Now that we have the plugin working on the device, we want to get it working in the Editor too. This step is of course optional, but it’s what makes great plugins really stand out. Vuforia is a great example of this. The ability to work and test in the Editor saves tons of time, and will be appreciated by your users.
This is a frustrating process, for a few reasons. The Unity Editor (as of Unity 4.2, hopefully this is changing soon!) is still 32-bit. This means that plugins for it must also be 32-bit. However, a lot of nice Objective-C features (like ARC, and automatic property synthesis) require the newer runtime, which is 64-bit.
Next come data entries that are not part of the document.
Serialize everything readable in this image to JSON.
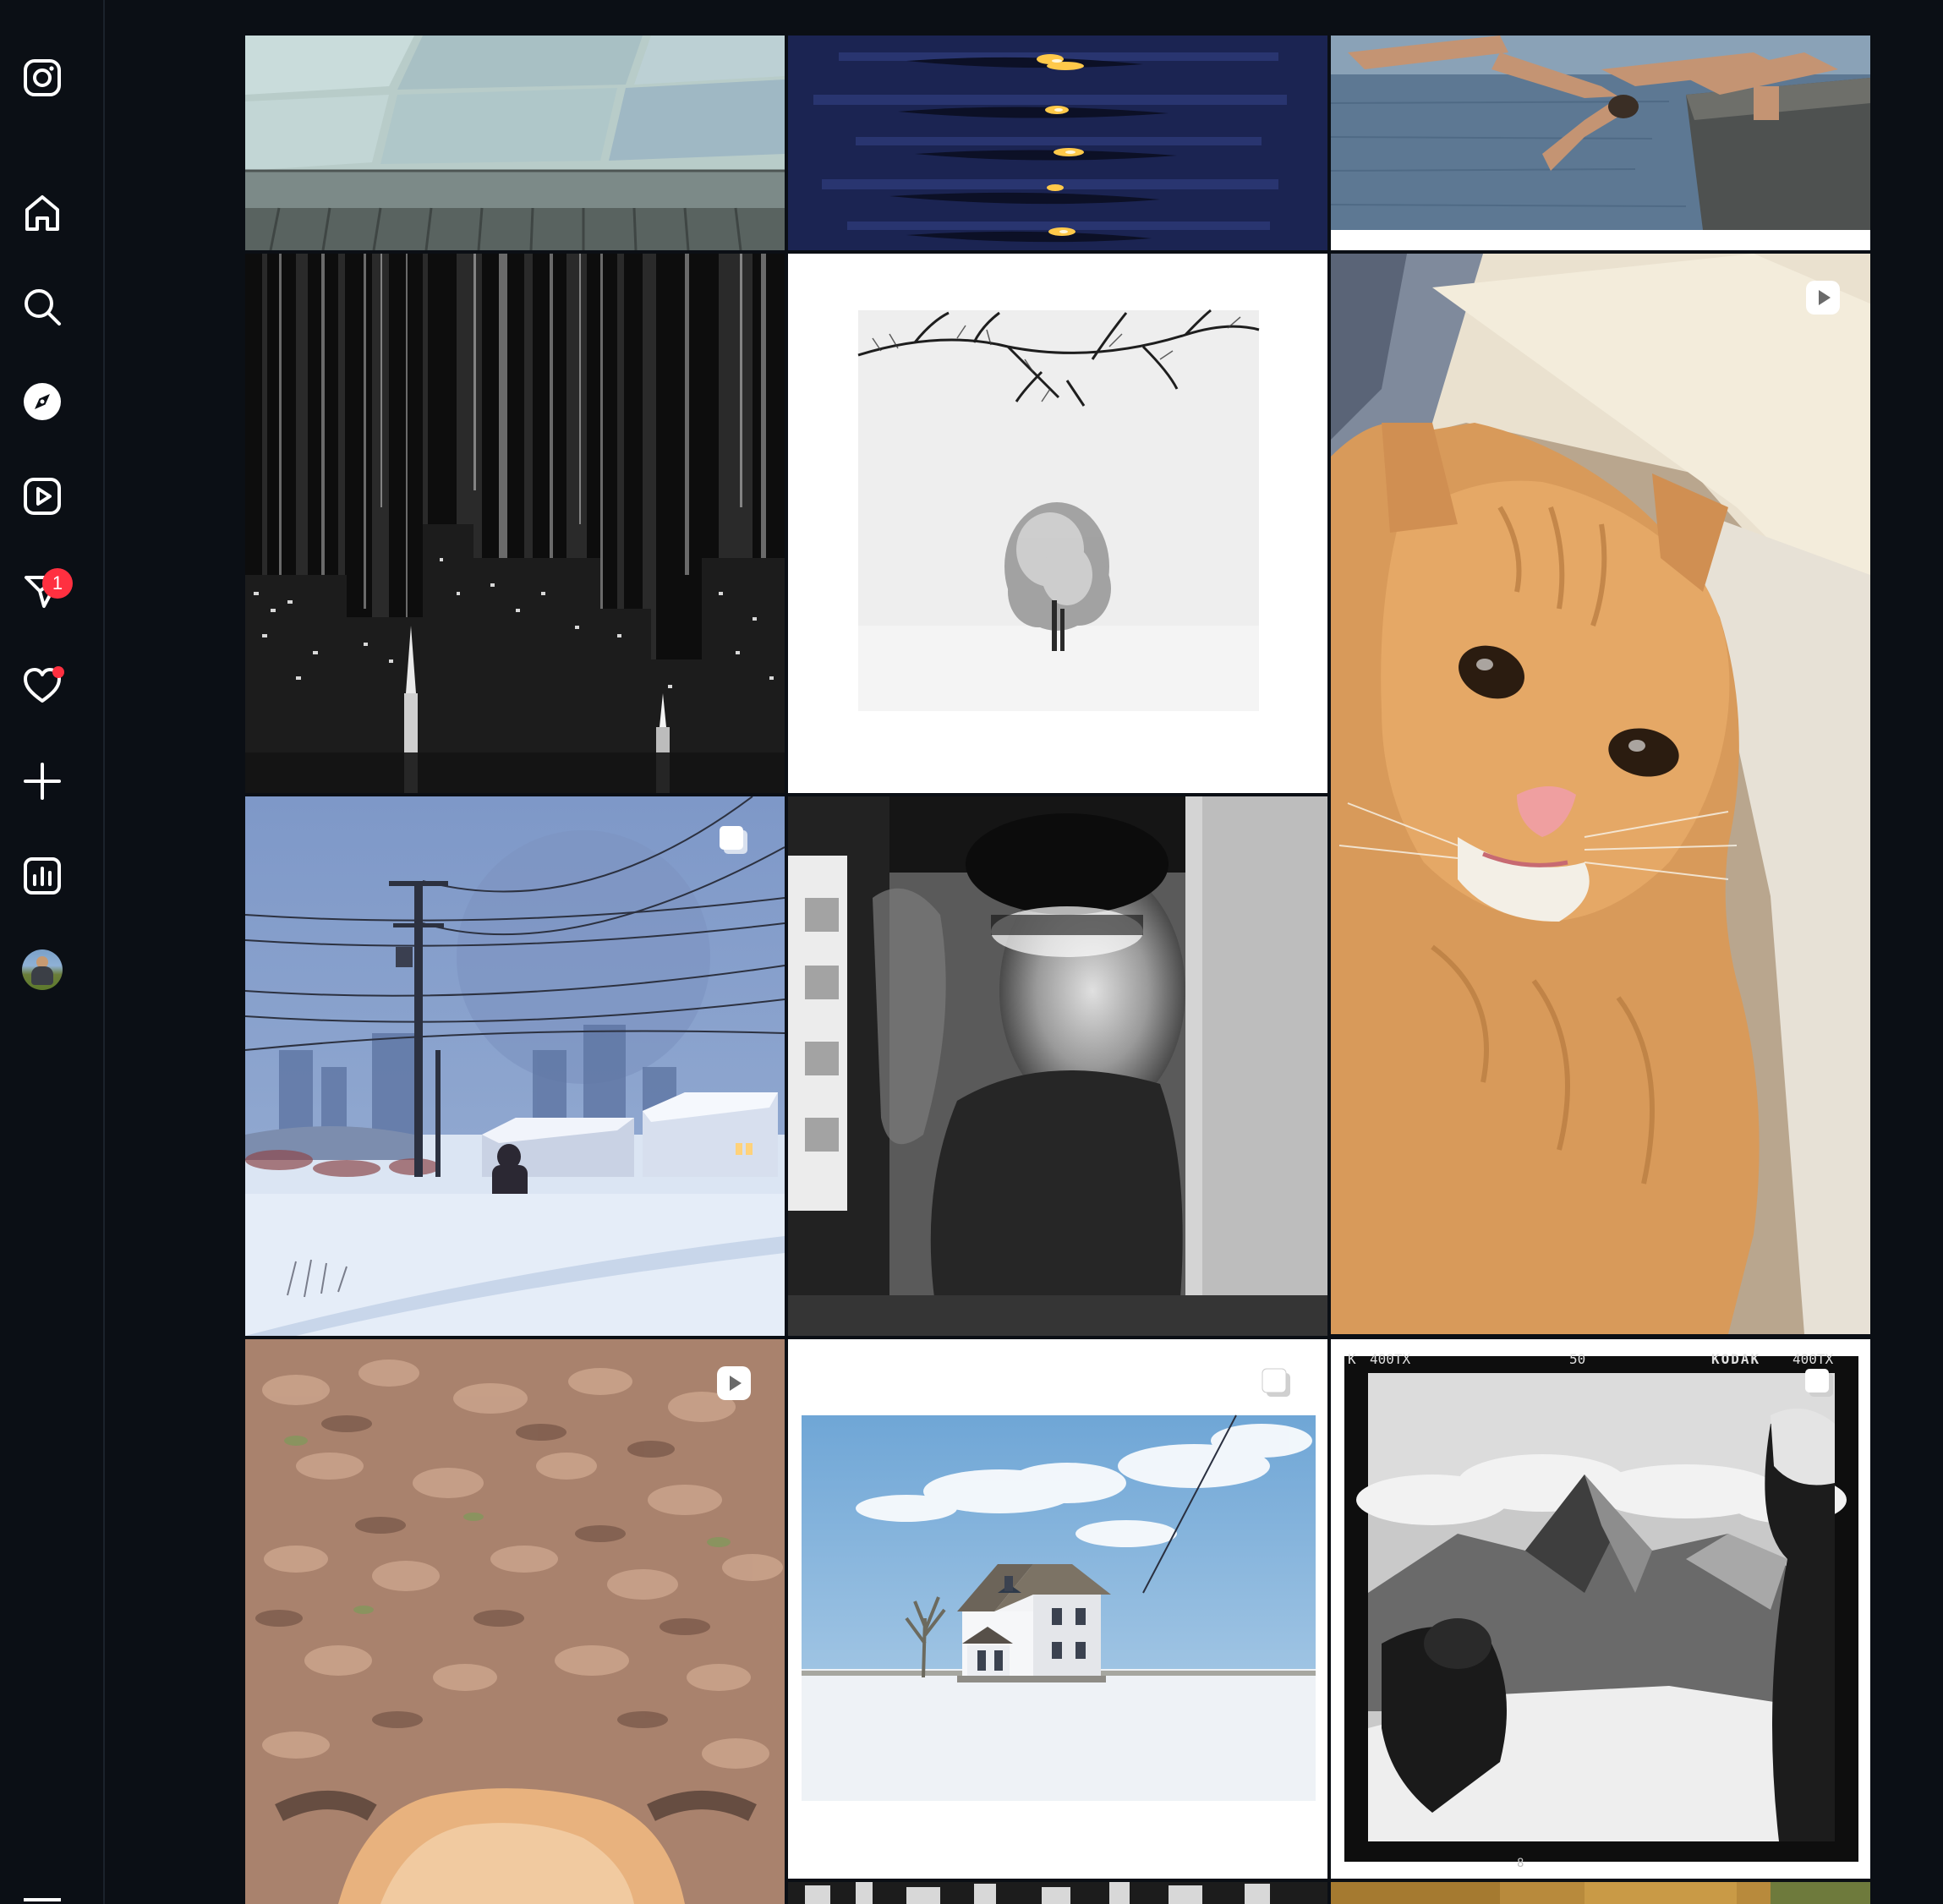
{
  "sidebar": {
    "items": [
      {
        "name": "instagram-logo",
        "icon": "instagram-icon"
      },
      {
        "name": "home",
        "icon": "home-icon"
      },
      {
        "name": "search",
        "icon": "search-icon"
      },
      {
        "name": "explore",
        "icon": "compass-icon"
      },
      {
        "name": "reels",
        "icon": "reels-icon"
      },
      {
        "name": "messages",
        "icon": "messenger-icon",
        "badge": "1"
      },
      {
        "name": "notifications",
        "icon": "heart-icon",
        "dot": true
      },
      {
        "name": "create",
        "icon": "plus-icon"
      },
      {
        "name": "dashboard",
        "icon": "chart-icon"
      },
      {
        "name": "profile",
        "icon": "avatar"
      }
    ],
    "badge_color": "#ff3040"
  },
  "grid": {
    "posts": [
      {
        "id": "sidewalk",
        "type": "image"
      },
      {
        "id": "water-reflections",
        "type": "image"
      },
      {
        "id": "divers",
        "type": "image"
      },
      {
        "id": "city-bw",
        "type": "image"
      },
      {
        "id": "snow-tree",
        "type": "image"
      },
      {
        "id": "cat",
        "type": "reel",
        "badge_icon": "reel-play-icon"
      },
      {
        "id": "winter-power-lines",
        "type": "carousel",
        "badge_icon": "carousel-icon"
      },
      {
        "id": "blurred-portrait",
        "type": "image"
      },
      {
        "id": "fox-leaves",
        "type": "reel",
        "badge_icon": "reel-play-icon"
      },
      {
        "id": "white-house",
        "type": "carousel",
        "badge_icon": "carousel-icon"
      },
      {
        "id": "mountain-film",
        "type": "carousel",
        "badge_icon": "carousel-icon"
      }
    ],
    "film_edge": {
      "top_left": "K",
      "top_code_1": "400TX",
      "top_center": "50",
      "top_brand": "KODAK",
      "top_code_2": "400TX",
      "bottom_frame": "8"
    }
  },
  "colors": {
    "background": "#0b0f15",
    "icon": "#ffffff"
  }
}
This means that in order for your plugin to work in the Editor you’ll need to use Objective-C 1.0, and your code will get a lot more messy as a result.
Let’s start by creating a new target for our native code. In Xcode, go to your project view, and click “Add Target..” You want an OS X Bundle, with Core Foundation:
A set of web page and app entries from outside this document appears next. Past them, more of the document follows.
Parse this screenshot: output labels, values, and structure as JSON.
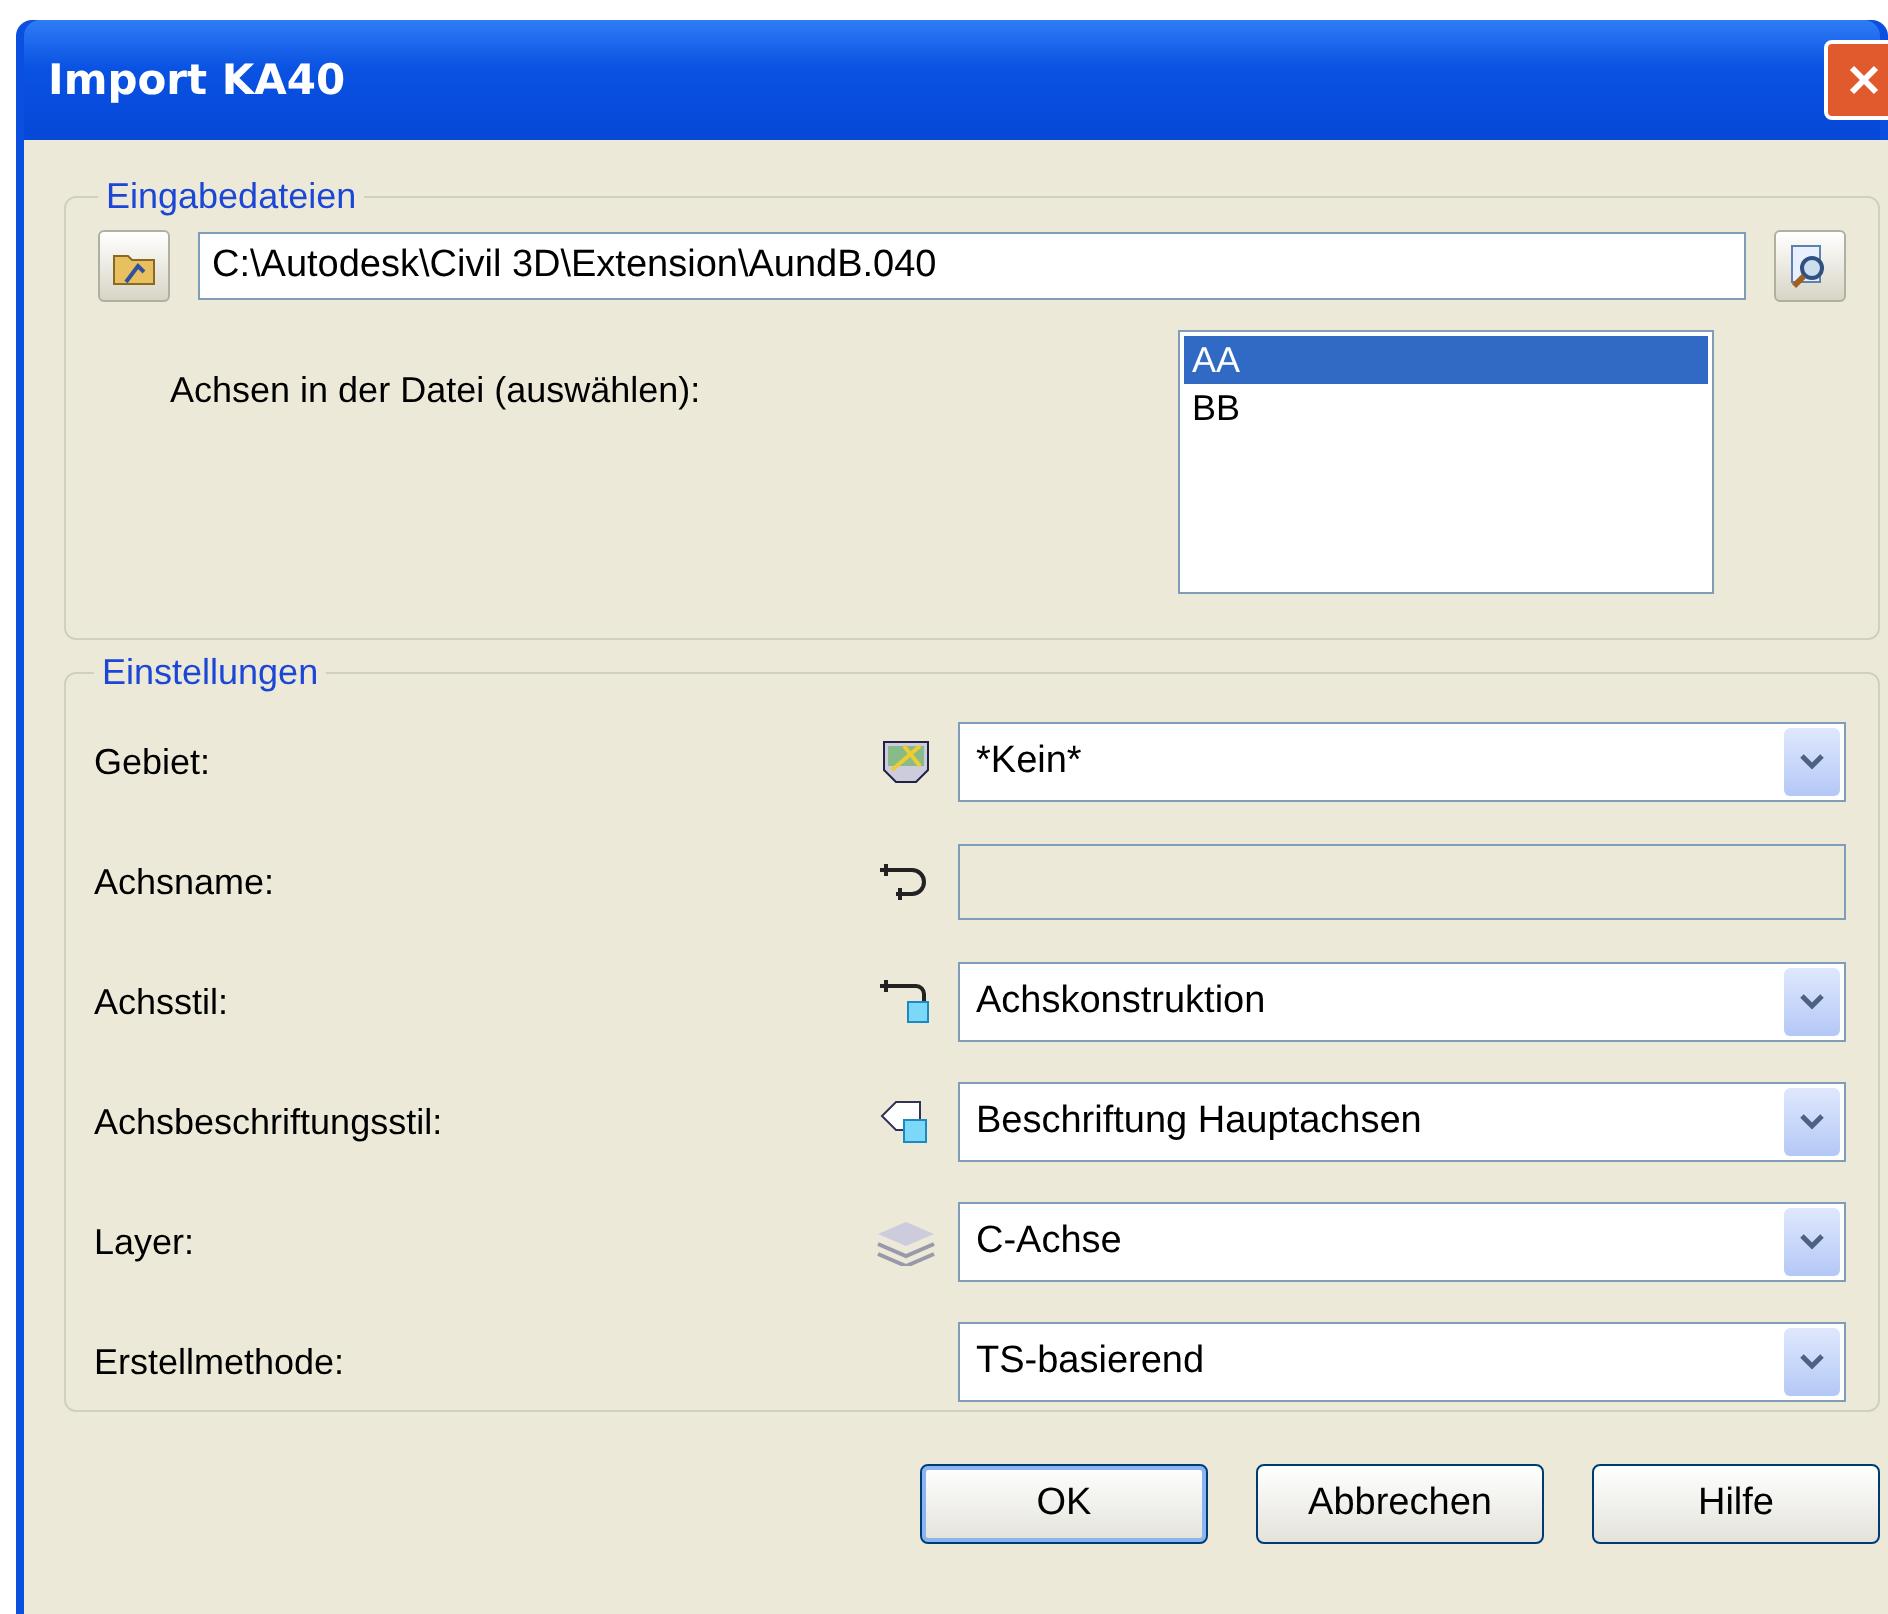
{
  "window": {
    "title": "Import KA40"
  },
  "input_files": {
    "legend": "Eingabedateien",
    "path": "C:\\Autodesk\\Civil 3D\\Extension\\AundB.040",
    "axes_label": "Achsen in der Datei (auswählen):",
    "axes": [
      {
        "label": "AA",
        "selected": true
      },
      {
        "label": "BB",
        "selected": false
      }
    ]
  },
  "settings": {
    "legend": "Einstellungen",
    "rows": [
      {
        "label": "Gebiet:",
        "kind": "combo",
        "value": "*Kein*"
      },
      {
        "label": "Achsname:",
        "kind": "text",
        "disabled": true
      },
      {
        "label": "Achsstil:",
        "kind": "combo",
        "value": "Achskonstruktion"
      },
      {
        "label": "Achsbeschriftungsstil:",
        "kind": "combo",
        "value": "Beschriftung Hauptachsen"
      },
      {
        "label": "Layer:",
        "kind": "combo",
        "value": "C-Achse"
      },
      {
        "label": "Erstellmethode:",
        "kind": "combo",
        "value": "TS-basierend"
      }
    ]
  },
  "buttons": [
    {
      "label": "OK",
      "default": true
    },
    {
      "label": "Abbrechen",
      "default": false
    },
    {
      "label": "Hilfe",
      "default": false
    }
  ]
}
You'll need to configure a few settings, specifically to build for only 32-bit:
If you don’t build for strictly 32-bit, the Editor won’t be able to load your DLL, and will probably give you a DLL not found exception.
Next, you’ll need to update some of your code to add @synthesize calls, etc:
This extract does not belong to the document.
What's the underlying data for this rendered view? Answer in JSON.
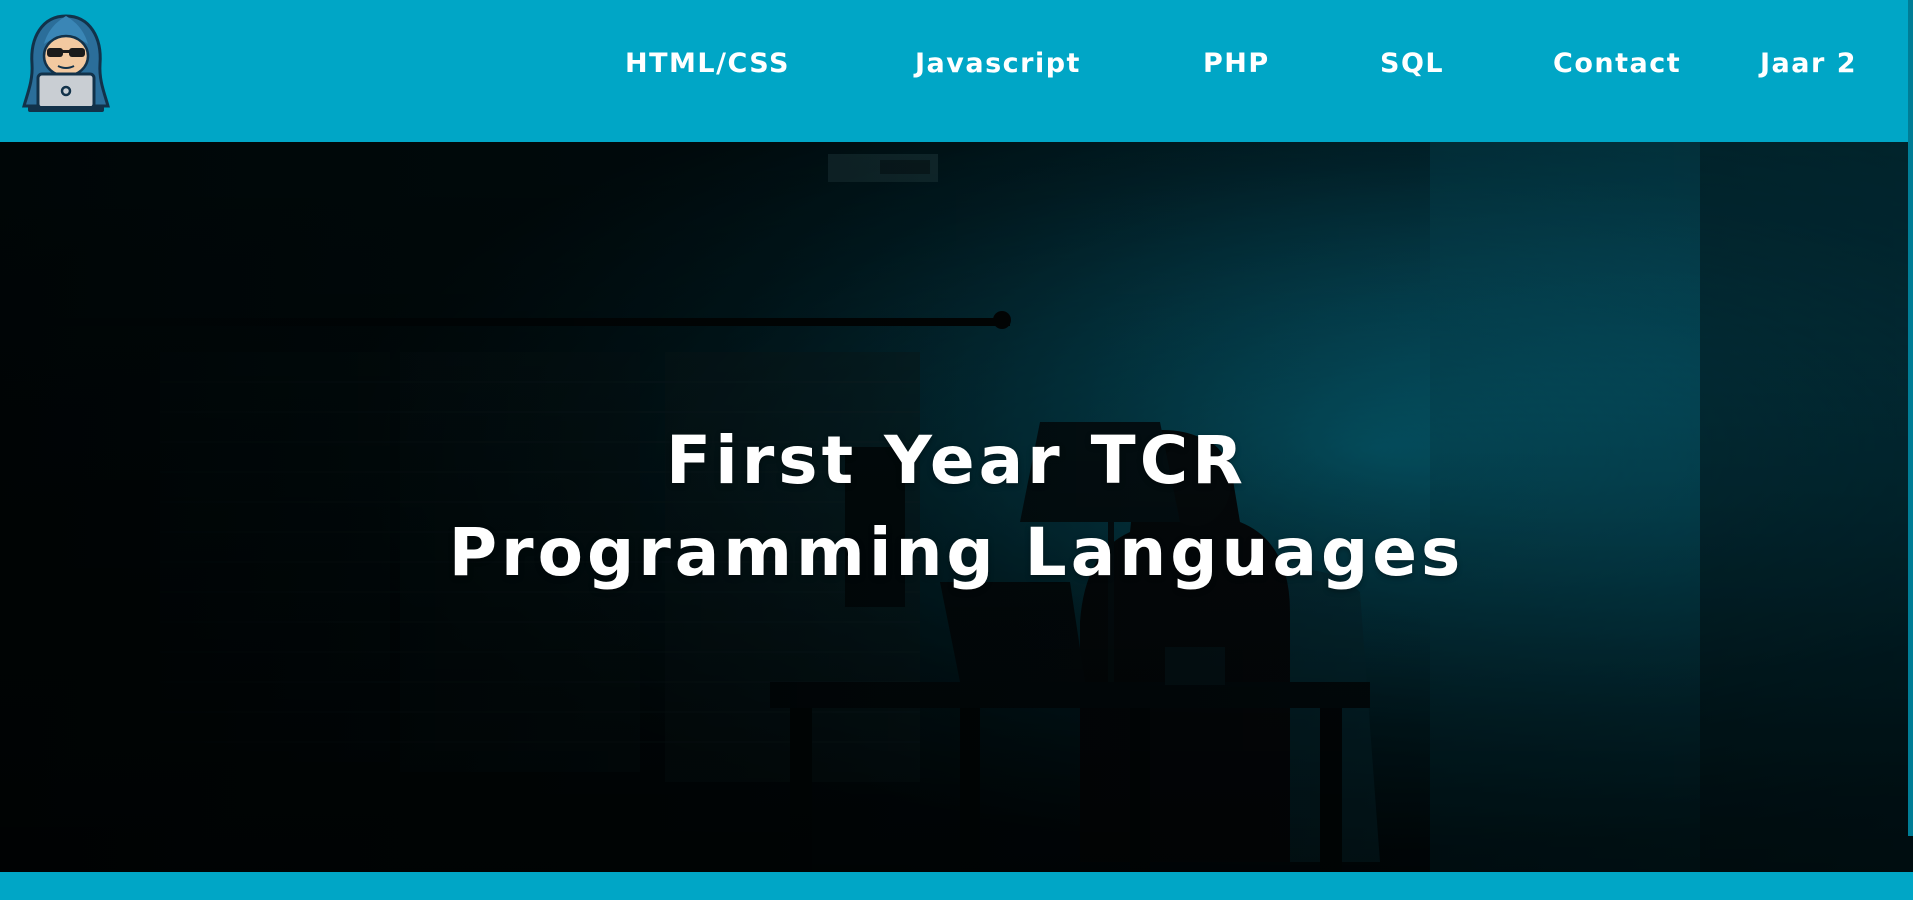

When you can build, open up your Products folder in Finder, and find your bundle:
Copy that file into the Plugins/ directory of your Unity project. Be warned, the Unity Editor only reloads DLL’s on launch, not when they change. So, if you update your code and rebuild the bundle, Unity won’t see the changes until you restart the Editor!
Now we just need to tell our Unity code to use that bundle when it’s in the editor:
Then update all of your external calls and platform checks:
Note that we’ve changed the name of the DLL import. On non-iOS platforms, plugins can be loaded by name (without the extension). Again, if you get DLL not found exceptions, double check that this name is spelled correctly! Then double check you built your bundle for 32-bit!
One drawback of working in the Editor is that we can’t see log output from our plugin. In fact, we have no mechanism for the plugin to communicate back to Unity. On iOS we can use UnitySendMessage() to send things back to Unity, but this function doesn’t exist for the Editor (or desktop platforms). Instead, we’ll write a callback function and pass back a string.
You’ll probably note that MonoPInvokeCallback isn’t defined. You’ll need to define it yourself.
This allows the Editor to map your delegate methods into a native method.
On the native side we need to define a type for the callback, and set up a property to connect it to.
Whenever you call the unityLog: method, you should now get a Debug.Log in the Editor. This whole thing isn’t entirely necessary, but it’s helpful for debugging, or if you need to get values back from your plugin.
This particular plugin would work fine without the callback functions, but others would not. At this point, it should be basically up and running in the Editor!
This isn’t exactly a robust plugin, but by now it’s basically done. Pat yourself on the back, if you followed all the way through and got it up and running! As you can see, the initial setup is the hardest part. But if you’re comfortable in Objective-C (or even if you’re not), once you get past that initial hurdle writing native plugins is pretty easy.
The full source is available on our GitHub: https://github.com/addispatch/VideoMesh